“It’s also a continuation of the preparation for transformation of future jobs. This is why it’s very important for universities to plan their programmes and skillset training.

“Whatever we do, it has to be aligned with that. It has to link with the government’s aspiration, the industry and create job opportunities,” Emelia said.

Since the 10th Malaysia Plan, MIMOS has started putting its technology in places like the Social Security Organisation and Health Ministry, with solutions like data warehousing.

“Besides that, our AI-based video analytics solution is used in police lock-ups. It monitors aggressive and suspicious behaviours of detainees.”

MIMOS’ recent developments include indoor location tracking, licence plate recognition, government services like digital identification and AI in capital market and accounting.

MIMOS also established the Centre of AI for Future Industry with Microsoft last year, working with various universities in developing AI, data science and other Industry 4.0 technologies.


One key challenge faced by the industry today is R&D, which can take a long gestation period, involves high cost and often encumbered by uncertainties.

“With MIMOS’ R&D work, the local tech industry can focus on building and marketing their brand without having to invest a fortune in research,” Emelia said.

At the same time, she said, there was also a lot of re-export type of businesses.

“We need to develop our SMEs not just as box sellers, but to have more domestic content, which means having more local products and innovation in what we export.

“Since MIMOS has a ready facility, like the wafer foundry, we are looking into working with MITI (International Trade and Industry Ministry) to obtain some grants to enhance the capability of the facility.

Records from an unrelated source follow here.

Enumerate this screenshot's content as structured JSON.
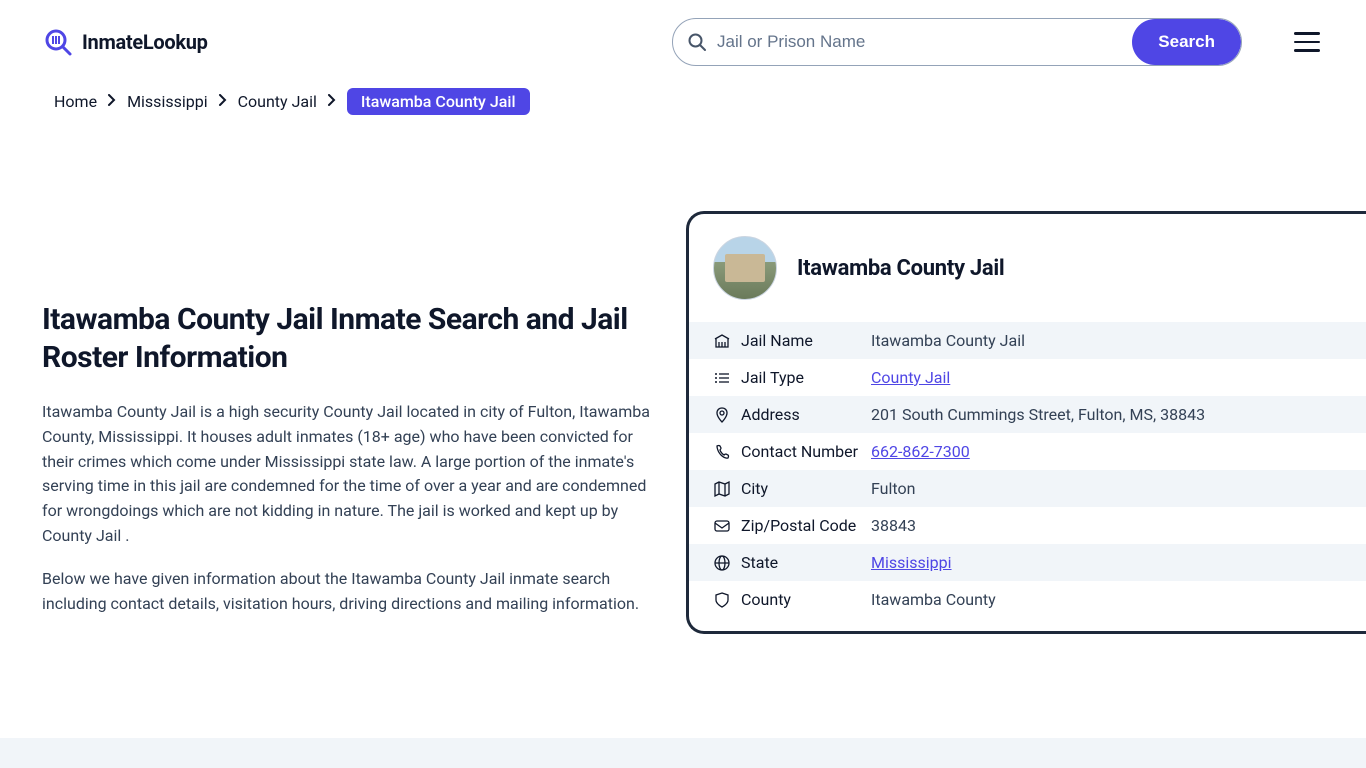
{
  "logo": {
    "text": "InmateLookup"
  },
  "search": {
    "placeholder": "Jail or Prison Name",
    "button": "Search"
  },
  "breadcrumb": {
    "items": [
      {
        "label": "Home",
        "current": false
      },
      {
        "label": "Mississippi",
        "current": false
      },
      {
        "label": "County Jail",
        "current": false
      },
      {
        "label": "Itawamba County Jail",
        "current": true
      }
    ]
  },
  "page": {
    "title": "Itawamba County Jail Inmate Search and Jail Roster Information",
    "desc1": "Itawamba County Jail is a high security County Jail located in city of Fulton, Itawamba County, Mississippi. It houses adult inmates (18+ age) who have been convicted for their crimes which come under Mississippi state law. A large portion of the inmate's serving time in this jail are condemned for the time of over a year and are condemned for wrongdoings which are not kidding in nature. The jail is worked and kept up by County Jail .",
    "desc2": "Below we have given information about the Itawamba County Jail inmate search including contact details, visitation hours, driving directions and mailing information."
  },
  "card": {
    "title": "Itawamba County Jail",
    "rows": [
      {
        "icon": "building-icon",
        "label": "Jail Name",
        "value": "Itawamba County Jail",
        "link": false,
        "alt": true
      },
      {
        "icon": "list-icon",
        "label": "Jail Type",
        "value": "County Jail",
        "link": true,
        "alt": false
      },
      {
        "icon": "pin-icon",
        "label": "Address",
        "value": "201 South Cummings Street, Fulton, MS, 38843",
        "link": false,
        "alt": true
      },
      {
        "icon": "phone-icon",
        "label": "Contact Number",
        "value": "662-862-7300",
        "link": true,
        "alt": false
      },
      {
        "icon": "map-icon",
        "label": "City",
        "value": "Fulton",
        "link": false,
        "alt": true
      },
      {
        "icon": "mail-icon",
        "label": "Zip/Postal Code",
        "value": "38843",
        "link": false,
        "alt": false
      },
      {
        "icon": "globe-icon",
        "label": "State",
        "value": "Mississippi",
        "link": true,
        "alt": true
      },
      {
        "icon": "shield-icon",
        "label": "County",
        "value": "Itawamba County",
        "link": false,
        "alt": false
      }
    ]
  }
}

“We allow SMEs to come to MIMOS to test products, design IC (integrated circuit) or anything related so that they can bring their products to the market.

“We do the facilitation and from there, we can do pairing with some grants, from which they can apply so that they can transform the technology into products.”

Another big challenge is finding industry-competent talent, which MIMOS has been addressing for some time.

“One challenge that should never be ignored is the emerging and unpredictable nature of technology itself. There will be potential hazards and risks. The challenge is in balancing the risks and rewards,” Emelia said.

On comments that MIMOS was competing with the industry, Emelia said this was a perception that needed to change.

“This came about when we participated in some projects from ministries and some industry players thought we are competing. We are not.

“Our technology being applied in ministry projects are industry-class and saves cost, so that the government doesn’t have to spend more.”


MIMOS anticipates exponential growth of its technology solutions for the country and sees the agency becoming a key driver of national development post-2020, as well as providing up-to-date global technology and the corresponding talent pool.

Emelia said MIMOS would intensify efforts in transforming the industry and boosting the government delivery system.

“Use of technology such as big data analytics and AI will enhance strategising, efficiency of service delivery and reporting.

“At the rate technology is advancing, it is really hard to imagine where and how we would be in five years, but at MIMOS, our role is to contribute to the nation’s digital transformation.

“With solid support from MITI and close working relationships with other government agencies, industry and academia, we foresee MIMOS’ increasing relevance and contribution.

“In five years, we can’t even guarantee the roadmap that we chart today will look the same.

“It could be something we can’t imagine today. We will always stay alert, armed and ready for possibilities.”

1,089 reads